One way to read this book, a dialogue between two famous French authors, is as a comic novel, a brilliant satire on the vanity of writers. Michel Houellebecq, who won last year’s Prix Goncourt, France’s highest literary award, for his latest novel, “La Carte et le Territoire,” is well known for his provocative black humor. Bernard-Henri Lévy (also known as BHL), though less noted for his wit, likes to play up to his reputation as a comic figure, popping up here, there and everywhere in his fine white shirts, opened halfway down his chest, holding forth on everything from Jean-Paul Sartre to jihad in Pakistan, and generally acting out the role, in a somewhat theatrical fashion, of the great Parisian Intellectual. Houellebecq’s first letter to his literary confrere in “Public Enemies” opens on a comical note. “Dear Bernard-Henri Lévy,” it goes. “We have, as they say, nothing in common — except for one essential trait: we are both rather contemptible individuals.” He is, of course, being playful. Houellebecq doesn’t really find himself contemptible. It is part of his comedy. As he says later on in the correspondence: “My desire to displease masks an insane desire to please.” Houellebecq likes to use italics. The two writers exchange views on many topics, like the matter of being Jewish — often, but not really here, a rich source of comedy.
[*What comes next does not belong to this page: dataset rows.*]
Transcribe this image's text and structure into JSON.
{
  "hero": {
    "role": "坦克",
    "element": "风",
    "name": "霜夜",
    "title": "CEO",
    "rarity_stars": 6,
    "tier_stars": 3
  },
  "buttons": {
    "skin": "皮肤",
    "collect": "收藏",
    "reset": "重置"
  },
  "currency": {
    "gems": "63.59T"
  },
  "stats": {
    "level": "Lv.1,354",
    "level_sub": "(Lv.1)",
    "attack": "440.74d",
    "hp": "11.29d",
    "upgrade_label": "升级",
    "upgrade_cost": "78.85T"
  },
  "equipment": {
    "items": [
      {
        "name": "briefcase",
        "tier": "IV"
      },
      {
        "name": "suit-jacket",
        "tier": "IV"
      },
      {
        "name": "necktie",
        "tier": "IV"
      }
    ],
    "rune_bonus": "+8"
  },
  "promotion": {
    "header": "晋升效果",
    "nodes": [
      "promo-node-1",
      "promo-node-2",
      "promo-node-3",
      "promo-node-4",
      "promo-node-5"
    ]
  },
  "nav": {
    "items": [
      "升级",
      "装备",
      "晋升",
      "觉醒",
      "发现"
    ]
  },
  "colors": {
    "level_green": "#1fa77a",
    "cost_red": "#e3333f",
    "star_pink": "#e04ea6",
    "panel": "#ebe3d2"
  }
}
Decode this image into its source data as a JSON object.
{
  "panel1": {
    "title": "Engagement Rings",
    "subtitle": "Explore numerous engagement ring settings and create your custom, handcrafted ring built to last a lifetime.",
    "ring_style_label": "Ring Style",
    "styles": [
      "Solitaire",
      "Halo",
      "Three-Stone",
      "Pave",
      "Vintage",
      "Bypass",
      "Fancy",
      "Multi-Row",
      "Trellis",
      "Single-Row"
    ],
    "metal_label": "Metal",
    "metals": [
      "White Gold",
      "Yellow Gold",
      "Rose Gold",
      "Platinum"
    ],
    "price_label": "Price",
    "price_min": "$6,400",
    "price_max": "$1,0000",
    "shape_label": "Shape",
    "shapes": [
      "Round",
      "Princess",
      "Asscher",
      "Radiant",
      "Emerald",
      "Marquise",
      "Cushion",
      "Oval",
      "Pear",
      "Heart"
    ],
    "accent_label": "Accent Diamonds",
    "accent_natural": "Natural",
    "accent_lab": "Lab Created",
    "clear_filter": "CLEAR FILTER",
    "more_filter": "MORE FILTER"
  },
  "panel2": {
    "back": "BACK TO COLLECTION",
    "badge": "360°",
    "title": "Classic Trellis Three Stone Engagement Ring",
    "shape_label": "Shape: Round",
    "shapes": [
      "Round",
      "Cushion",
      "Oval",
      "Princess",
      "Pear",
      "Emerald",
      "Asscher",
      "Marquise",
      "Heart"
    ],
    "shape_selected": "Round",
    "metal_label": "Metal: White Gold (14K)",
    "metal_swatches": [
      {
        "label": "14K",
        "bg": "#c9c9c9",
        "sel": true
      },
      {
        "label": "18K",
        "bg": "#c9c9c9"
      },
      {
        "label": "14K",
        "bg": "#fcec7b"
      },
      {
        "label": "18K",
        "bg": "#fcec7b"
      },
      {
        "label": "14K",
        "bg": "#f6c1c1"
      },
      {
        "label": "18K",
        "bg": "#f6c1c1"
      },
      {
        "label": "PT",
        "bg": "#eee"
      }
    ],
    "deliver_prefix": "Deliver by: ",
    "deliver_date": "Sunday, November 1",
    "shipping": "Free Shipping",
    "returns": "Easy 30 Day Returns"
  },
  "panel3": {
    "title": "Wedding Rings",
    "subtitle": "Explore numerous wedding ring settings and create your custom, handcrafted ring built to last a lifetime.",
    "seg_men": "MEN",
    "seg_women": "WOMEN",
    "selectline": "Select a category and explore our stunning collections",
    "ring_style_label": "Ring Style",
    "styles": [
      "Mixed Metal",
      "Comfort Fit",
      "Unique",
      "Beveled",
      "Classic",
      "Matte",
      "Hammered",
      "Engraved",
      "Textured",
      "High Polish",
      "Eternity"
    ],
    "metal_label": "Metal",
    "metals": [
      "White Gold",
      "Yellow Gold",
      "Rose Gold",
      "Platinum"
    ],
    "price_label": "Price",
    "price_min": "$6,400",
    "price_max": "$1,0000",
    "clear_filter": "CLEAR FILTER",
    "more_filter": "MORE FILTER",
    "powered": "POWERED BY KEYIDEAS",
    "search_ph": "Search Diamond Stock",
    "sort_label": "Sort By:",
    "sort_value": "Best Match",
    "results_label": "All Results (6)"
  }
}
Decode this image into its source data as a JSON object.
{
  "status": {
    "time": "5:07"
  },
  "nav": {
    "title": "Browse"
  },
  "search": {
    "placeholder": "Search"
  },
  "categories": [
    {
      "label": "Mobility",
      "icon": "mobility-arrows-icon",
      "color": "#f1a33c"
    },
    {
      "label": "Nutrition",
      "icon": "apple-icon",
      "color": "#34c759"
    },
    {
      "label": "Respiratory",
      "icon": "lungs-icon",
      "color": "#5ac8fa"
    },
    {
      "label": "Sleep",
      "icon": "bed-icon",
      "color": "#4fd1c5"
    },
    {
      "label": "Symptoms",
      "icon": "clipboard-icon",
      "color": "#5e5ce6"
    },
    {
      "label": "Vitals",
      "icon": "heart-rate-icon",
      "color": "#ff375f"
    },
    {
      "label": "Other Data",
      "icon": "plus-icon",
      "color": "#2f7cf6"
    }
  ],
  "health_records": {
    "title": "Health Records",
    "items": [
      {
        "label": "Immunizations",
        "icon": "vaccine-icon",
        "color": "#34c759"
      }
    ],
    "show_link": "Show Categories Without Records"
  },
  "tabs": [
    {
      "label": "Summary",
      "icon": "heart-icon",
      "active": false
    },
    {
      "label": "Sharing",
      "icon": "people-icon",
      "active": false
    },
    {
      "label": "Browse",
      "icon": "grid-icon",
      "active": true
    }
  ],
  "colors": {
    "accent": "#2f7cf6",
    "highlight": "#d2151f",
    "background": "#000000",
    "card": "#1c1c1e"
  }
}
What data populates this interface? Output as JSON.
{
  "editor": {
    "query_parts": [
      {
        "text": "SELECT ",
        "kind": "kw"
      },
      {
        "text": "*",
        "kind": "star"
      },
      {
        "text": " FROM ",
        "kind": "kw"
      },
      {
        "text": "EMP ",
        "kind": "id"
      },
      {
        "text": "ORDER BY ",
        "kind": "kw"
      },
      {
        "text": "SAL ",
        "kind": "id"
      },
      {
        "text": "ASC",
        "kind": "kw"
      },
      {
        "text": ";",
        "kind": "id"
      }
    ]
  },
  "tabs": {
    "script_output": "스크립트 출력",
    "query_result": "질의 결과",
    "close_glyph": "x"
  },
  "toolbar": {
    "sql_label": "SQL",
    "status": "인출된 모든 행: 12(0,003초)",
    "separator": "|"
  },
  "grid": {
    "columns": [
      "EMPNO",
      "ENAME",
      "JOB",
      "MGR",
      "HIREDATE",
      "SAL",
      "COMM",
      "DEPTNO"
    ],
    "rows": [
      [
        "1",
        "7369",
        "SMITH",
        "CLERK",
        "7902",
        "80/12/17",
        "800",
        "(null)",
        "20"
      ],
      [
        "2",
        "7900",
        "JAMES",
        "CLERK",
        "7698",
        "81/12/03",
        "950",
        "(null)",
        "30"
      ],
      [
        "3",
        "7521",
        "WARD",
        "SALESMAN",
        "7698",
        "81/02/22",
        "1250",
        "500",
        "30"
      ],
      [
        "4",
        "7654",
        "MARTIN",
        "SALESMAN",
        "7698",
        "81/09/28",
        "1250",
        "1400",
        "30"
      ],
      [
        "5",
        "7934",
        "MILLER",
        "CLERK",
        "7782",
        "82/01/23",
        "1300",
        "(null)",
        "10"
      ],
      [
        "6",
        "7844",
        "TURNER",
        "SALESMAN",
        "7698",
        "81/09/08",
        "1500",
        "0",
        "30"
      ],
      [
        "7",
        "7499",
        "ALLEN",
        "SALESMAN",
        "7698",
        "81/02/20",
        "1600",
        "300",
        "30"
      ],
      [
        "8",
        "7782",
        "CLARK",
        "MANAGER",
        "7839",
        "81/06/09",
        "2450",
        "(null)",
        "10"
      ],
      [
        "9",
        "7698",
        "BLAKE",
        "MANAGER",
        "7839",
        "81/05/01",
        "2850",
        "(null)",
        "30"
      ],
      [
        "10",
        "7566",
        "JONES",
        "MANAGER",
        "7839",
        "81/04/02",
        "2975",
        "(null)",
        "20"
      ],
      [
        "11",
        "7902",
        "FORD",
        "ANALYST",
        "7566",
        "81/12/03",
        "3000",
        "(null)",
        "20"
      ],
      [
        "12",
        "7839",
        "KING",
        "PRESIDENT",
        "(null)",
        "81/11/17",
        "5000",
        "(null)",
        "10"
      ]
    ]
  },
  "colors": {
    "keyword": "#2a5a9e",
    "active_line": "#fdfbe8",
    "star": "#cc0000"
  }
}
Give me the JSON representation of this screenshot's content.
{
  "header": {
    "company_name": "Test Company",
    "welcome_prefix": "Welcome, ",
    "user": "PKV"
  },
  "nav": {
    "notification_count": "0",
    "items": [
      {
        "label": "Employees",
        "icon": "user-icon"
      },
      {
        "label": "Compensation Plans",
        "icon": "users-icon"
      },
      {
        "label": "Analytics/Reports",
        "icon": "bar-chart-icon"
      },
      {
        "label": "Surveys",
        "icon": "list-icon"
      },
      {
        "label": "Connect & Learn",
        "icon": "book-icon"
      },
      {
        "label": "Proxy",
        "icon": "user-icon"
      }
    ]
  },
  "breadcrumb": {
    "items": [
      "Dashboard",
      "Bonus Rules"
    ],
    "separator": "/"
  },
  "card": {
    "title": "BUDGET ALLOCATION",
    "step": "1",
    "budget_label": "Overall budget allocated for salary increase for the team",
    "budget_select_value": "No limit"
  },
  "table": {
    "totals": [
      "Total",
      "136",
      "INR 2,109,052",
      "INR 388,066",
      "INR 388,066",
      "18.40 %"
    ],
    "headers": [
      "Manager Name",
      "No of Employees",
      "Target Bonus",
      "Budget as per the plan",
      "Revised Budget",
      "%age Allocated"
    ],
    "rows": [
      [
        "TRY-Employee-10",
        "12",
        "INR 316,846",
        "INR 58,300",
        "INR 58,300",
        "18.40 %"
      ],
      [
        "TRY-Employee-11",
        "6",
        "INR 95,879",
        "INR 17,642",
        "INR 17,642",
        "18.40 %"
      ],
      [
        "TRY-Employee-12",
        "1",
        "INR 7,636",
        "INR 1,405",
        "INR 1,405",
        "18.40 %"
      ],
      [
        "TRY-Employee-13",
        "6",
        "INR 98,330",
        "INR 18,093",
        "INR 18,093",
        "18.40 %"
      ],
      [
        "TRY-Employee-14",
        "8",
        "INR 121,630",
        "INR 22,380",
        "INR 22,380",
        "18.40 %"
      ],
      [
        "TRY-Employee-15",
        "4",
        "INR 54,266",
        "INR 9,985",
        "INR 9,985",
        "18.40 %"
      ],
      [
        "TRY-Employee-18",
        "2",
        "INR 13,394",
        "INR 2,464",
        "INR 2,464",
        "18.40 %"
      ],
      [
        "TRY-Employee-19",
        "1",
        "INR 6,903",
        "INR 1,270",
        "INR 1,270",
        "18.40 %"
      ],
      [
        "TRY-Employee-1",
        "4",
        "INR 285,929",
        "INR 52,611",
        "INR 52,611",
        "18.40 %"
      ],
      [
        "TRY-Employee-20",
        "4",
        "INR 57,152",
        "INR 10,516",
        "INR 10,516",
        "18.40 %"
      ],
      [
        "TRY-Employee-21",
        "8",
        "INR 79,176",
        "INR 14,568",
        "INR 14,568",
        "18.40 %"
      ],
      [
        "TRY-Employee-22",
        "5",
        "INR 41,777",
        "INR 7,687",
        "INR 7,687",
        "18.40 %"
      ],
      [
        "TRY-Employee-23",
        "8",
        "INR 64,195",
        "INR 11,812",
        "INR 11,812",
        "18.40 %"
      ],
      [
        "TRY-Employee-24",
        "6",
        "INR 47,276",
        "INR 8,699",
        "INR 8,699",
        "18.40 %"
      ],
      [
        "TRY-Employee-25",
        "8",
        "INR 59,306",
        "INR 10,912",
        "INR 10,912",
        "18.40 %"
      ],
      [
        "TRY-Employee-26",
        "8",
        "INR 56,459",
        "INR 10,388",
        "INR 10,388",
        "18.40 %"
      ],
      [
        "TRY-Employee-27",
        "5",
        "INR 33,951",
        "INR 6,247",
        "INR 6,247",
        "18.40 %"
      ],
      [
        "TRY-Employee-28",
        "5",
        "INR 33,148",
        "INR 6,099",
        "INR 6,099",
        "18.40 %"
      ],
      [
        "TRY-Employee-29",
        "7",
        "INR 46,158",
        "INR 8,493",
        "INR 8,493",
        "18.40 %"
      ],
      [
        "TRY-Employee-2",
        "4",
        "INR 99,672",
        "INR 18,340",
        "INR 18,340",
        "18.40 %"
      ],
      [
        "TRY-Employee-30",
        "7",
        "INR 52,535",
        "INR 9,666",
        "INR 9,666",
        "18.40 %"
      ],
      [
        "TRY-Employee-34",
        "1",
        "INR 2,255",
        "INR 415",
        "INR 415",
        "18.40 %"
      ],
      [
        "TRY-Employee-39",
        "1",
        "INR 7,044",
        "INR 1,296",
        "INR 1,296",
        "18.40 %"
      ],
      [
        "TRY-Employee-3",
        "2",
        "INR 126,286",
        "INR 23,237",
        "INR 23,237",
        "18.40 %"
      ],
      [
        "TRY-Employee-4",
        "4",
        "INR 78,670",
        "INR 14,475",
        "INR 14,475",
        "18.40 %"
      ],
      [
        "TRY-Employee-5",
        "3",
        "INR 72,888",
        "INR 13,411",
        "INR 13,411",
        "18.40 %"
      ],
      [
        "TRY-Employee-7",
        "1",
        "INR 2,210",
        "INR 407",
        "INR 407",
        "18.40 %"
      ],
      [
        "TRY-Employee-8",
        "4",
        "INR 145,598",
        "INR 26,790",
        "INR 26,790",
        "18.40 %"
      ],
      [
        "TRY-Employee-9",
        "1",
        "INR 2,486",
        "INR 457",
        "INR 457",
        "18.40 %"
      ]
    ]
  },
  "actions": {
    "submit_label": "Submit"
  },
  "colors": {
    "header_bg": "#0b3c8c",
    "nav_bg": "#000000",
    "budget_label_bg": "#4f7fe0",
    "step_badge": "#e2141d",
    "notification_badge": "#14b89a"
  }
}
BHL is Jewish, and voices his “unconditional support for Israel.” Houellebecq, who is not, declares that he was always “on the side of the Jews.” It is indeed “a real joy, to see Israel fighting these days.” So no disagreements there.
more from Ian Buruma at the NYT here.